Second, if you go to any of the candidate forums this fall, ask the mayoral and council contenders to state, specifically, their position on Proposition 10 and rent control. Don’t let them get away with claiming that voting in favor of the proposition isn’t the same as voting to impose rent control because a city still must enact its own rent-control ordinance if the ballot measure passes. Unless you believe that rent control is a good idea, there’s no point in repealing Costa-Hawkins in order to enable a city to apply the restrictions more widely.
Moreover, if the candidate seems to be simply spouting slogans crafted to cater to one interest group or another, call her (or him) out. Ask anyone supporting Proposition 10 why the Stanford study is wrong in its conclusion about the detrimental effect of rent control on housing supply and affordability. Or ask anyone opposing the repeal initiative what alternative legislative actions Council should take to make rents more affordable by lower-income households.
Finally, let’s knock off the name-calling.

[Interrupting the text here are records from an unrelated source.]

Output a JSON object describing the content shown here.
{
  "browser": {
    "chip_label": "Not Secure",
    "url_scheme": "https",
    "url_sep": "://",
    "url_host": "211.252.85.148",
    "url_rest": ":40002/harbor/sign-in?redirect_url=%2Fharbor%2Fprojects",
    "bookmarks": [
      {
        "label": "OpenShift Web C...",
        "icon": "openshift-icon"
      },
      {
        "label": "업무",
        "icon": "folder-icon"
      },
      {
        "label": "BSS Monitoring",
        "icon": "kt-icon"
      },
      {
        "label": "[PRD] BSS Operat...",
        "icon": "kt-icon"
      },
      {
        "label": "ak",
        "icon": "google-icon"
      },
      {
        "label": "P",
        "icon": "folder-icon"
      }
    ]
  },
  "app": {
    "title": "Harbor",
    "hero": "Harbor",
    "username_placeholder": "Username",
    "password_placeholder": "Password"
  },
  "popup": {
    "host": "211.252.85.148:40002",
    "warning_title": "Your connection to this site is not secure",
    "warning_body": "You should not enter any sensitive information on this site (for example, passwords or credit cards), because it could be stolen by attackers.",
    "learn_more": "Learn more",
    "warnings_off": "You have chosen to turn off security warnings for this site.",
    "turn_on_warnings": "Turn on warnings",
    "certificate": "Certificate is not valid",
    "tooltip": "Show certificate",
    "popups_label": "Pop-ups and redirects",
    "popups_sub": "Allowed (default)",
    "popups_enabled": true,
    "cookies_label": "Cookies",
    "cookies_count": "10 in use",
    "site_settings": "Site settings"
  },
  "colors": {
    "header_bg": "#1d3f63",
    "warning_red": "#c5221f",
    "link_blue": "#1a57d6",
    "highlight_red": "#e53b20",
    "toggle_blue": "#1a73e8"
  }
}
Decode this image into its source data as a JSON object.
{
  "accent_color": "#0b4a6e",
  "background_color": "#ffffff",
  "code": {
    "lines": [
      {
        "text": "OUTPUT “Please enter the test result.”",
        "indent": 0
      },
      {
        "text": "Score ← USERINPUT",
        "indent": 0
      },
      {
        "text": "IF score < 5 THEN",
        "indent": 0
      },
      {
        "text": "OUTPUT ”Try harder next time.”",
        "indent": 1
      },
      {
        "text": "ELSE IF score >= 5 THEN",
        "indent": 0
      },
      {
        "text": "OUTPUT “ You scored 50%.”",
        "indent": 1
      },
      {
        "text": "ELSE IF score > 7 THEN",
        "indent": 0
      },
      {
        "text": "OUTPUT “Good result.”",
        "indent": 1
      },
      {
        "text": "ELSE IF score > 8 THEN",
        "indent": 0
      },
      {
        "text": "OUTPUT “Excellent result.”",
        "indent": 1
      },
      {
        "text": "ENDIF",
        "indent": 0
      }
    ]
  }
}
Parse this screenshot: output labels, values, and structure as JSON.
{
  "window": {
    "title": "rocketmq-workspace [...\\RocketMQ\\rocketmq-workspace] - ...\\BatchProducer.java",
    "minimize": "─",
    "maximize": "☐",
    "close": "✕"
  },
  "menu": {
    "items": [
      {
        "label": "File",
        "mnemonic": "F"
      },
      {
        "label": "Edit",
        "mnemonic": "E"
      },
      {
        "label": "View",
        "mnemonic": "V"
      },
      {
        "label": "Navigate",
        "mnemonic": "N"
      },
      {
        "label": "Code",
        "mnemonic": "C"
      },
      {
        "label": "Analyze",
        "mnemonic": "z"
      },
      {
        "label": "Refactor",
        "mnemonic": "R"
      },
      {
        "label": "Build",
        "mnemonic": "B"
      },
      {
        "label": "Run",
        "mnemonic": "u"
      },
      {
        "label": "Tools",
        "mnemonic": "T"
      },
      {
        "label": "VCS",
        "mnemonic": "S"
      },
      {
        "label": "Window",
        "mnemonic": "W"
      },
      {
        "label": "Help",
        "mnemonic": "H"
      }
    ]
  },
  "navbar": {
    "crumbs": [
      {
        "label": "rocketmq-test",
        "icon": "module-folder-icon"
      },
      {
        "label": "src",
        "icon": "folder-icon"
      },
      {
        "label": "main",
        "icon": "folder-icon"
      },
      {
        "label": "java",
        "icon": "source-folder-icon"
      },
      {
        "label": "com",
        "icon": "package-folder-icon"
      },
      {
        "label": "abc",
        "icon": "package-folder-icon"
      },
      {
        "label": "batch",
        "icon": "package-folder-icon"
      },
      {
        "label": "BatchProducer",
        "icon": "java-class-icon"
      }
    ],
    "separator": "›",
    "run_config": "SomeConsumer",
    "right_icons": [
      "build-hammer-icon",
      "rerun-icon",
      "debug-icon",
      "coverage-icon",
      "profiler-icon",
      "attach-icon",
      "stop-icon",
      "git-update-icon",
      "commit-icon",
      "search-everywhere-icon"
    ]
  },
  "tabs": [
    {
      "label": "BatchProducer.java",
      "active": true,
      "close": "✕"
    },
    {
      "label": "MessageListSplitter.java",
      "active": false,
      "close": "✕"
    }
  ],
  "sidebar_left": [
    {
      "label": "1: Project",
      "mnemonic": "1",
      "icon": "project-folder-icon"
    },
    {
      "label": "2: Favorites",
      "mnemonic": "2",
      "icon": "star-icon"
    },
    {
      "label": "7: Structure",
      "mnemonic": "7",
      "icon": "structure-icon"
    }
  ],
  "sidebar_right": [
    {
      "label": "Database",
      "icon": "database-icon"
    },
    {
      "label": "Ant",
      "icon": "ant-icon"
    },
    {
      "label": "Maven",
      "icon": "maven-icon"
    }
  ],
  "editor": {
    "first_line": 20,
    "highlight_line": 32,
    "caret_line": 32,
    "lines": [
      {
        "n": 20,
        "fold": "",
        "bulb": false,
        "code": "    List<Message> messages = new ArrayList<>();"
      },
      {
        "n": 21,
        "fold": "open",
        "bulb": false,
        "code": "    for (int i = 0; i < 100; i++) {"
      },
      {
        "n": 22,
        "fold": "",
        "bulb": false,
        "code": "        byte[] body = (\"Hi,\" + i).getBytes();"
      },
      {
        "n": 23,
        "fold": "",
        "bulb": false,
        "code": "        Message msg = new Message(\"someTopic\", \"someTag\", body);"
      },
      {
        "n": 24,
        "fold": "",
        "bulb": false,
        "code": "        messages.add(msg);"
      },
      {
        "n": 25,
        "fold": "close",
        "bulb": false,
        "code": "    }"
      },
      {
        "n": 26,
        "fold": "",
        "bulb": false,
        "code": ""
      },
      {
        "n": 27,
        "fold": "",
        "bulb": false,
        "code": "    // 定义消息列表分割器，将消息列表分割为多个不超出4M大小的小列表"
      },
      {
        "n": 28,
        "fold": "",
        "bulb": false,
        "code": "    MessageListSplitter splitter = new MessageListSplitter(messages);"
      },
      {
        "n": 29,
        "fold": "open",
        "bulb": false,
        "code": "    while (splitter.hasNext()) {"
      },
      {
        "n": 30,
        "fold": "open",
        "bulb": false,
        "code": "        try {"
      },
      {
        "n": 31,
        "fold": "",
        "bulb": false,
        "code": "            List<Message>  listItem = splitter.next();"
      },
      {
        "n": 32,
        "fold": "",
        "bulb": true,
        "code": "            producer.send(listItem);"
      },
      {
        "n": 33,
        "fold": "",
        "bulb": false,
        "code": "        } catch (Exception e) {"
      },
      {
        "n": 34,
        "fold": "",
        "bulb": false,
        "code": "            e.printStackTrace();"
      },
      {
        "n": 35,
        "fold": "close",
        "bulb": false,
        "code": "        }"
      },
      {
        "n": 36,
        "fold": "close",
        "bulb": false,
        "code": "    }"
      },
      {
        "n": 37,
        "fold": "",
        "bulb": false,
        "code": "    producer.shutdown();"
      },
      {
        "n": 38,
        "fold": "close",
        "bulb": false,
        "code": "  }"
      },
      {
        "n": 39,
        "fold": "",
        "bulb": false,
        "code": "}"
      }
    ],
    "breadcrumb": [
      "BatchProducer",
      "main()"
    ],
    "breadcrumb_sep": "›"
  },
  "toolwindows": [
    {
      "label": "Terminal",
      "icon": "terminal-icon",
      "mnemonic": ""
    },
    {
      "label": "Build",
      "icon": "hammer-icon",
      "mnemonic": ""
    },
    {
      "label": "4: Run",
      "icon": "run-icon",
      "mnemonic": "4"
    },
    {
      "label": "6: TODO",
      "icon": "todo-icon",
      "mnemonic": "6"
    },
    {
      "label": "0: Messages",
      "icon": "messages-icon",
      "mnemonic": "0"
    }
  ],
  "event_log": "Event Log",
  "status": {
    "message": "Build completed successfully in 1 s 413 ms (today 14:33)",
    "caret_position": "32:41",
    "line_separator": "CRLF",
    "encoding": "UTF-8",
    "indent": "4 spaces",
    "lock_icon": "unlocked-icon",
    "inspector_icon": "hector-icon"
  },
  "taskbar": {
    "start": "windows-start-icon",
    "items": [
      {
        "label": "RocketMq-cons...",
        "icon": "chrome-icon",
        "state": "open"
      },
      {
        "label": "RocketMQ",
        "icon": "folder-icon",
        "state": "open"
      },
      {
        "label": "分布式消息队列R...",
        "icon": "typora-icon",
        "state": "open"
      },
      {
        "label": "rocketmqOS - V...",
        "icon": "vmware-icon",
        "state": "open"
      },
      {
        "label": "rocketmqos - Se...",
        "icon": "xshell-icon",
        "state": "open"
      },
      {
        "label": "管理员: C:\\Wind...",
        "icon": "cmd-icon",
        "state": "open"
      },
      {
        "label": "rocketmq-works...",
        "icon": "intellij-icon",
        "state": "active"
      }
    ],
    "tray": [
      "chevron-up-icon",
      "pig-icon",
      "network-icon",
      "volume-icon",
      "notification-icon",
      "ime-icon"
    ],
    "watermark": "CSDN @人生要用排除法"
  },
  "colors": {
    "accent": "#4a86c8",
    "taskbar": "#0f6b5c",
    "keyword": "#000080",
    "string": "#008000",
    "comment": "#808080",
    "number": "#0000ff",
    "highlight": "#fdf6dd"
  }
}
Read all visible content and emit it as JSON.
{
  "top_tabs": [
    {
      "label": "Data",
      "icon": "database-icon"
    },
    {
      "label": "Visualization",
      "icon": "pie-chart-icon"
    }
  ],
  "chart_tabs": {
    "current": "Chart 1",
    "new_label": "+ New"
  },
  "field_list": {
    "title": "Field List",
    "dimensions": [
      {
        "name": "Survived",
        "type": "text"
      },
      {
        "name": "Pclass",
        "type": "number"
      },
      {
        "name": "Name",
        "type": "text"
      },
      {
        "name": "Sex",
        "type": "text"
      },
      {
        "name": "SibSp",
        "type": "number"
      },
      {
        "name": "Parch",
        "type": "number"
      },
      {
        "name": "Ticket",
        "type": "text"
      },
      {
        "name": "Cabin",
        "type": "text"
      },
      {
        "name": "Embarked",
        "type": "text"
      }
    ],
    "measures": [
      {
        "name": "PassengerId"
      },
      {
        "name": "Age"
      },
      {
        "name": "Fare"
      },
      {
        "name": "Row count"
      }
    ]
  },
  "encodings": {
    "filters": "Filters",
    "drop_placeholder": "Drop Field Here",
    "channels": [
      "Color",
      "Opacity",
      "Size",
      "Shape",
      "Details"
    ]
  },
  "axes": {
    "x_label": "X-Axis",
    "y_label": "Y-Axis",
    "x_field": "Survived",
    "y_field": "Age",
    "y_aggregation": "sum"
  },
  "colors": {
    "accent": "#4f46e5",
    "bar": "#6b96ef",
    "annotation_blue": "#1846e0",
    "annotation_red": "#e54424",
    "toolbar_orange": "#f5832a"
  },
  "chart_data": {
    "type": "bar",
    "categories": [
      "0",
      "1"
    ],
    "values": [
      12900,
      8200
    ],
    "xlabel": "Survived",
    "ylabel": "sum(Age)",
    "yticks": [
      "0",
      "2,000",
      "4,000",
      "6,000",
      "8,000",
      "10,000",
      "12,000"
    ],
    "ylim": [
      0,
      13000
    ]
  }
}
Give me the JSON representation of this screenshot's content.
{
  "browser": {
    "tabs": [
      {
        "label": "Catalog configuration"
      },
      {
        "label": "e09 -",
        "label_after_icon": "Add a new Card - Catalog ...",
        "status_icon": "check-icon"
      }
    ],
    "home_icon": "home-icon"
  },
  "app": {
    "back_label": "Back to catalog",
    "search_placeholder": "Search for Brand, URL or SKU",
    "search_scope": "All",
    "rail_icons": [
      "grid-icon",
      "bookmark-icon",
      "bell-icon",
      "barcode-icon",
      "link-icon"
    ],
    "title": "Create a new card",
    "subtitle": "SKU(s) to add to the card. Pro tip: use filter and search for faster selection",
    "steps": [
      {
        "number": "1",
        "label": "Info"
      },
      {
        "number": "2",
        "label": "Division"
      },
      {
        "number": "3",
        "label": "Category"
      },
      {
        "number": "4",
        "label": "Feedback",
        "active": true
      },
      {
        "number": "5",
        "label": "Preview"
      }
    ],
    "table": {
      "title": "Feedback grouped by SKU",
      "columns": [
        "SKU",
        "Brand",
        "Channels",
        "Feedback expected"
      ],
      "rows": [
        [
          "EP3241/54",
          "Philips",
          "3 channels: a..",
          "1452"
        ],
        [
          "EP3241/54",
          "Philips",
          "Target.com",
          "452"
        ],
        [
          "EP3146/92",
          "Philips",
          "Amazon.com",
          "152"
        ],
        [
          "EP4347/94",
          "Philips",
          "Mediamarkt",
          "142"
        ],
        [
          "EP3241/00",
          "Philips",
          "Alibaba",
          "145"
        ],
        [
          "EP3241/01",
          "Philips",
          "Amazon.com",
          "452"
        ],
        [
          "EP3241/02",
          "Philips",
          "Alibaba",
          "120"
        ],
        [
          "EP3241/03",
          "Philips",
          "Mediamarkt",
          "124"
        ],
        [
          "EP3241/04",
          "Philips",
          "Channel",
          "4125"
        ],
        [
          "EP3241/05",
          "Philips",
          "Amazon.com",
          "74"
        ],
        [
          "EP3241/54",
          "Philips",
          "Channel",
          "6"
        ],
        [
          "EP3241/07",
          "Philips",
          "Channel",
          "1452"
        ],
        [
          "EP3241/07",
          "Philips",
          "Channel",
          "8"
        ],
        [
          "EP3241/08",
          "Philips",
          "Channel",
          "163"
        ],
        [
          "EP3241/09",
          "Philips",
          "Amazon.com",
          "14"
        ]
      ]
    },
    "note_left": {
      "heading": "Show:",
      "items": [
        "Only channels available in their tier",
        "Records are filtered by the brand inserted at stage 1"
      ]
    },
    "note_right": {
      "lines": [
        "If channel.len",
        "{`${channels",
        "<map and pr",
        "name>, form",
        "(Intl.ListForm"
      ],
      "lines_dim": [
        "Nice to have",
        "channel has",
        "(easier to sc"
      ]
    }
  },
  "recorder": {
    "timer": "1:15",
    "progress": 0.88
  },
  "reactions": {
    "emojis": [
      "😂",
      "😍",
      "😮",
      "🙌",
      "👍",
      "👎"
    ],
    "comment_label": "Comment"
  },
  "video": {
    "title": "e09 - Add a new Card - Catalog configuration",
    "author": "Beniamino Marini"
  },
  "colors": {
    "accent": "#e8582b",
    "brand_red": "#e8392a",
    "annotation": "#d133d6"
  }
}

According to an article in the East Bay Express, an audience member at a public meeting last month denounced Vice Mayor Malia Vella as a “union whore.” This was bad enough, but it set off a spate of opinion pieces suggesting that Ms. Vella’s critics were motivated by racism (as distinguished from distrust of her ties to organized labor) because she is, according to Alameda Magazine, a “mixed-race Filipina.” Yet the polemicists leveling this charge are prominent among those who delight in demeaning former Councilman Tony Daysog, who is also of Filipino heritage. Imagine their outrage if they were accused of ethnic bias based on their treatment of Mr. Daysog!
Perhaps the divergence of opinion over rent control among groups and individuals with impeccable “progressive” credentials can teach us all a lesson. Does anyone truly believe that the N.A.A.C.P. and Gavin Newsom are evil because they oppose repealing Costa-Hawkins? If not, there’s no reason to demonize anyone else who takes the same stance as they do on this issue. And – news flash – it’s not only “progressives” who can offer a non-conforming opinion in good faith – and who deserve a hearing rather than a harangue in response.
For a good summary of Prop. 10 and its background, check out the article in Ballotpedia.
Stanford rent-control study: Stanford study re rent control
Tenants Together rebuttal: Tenants Together response to Stanford study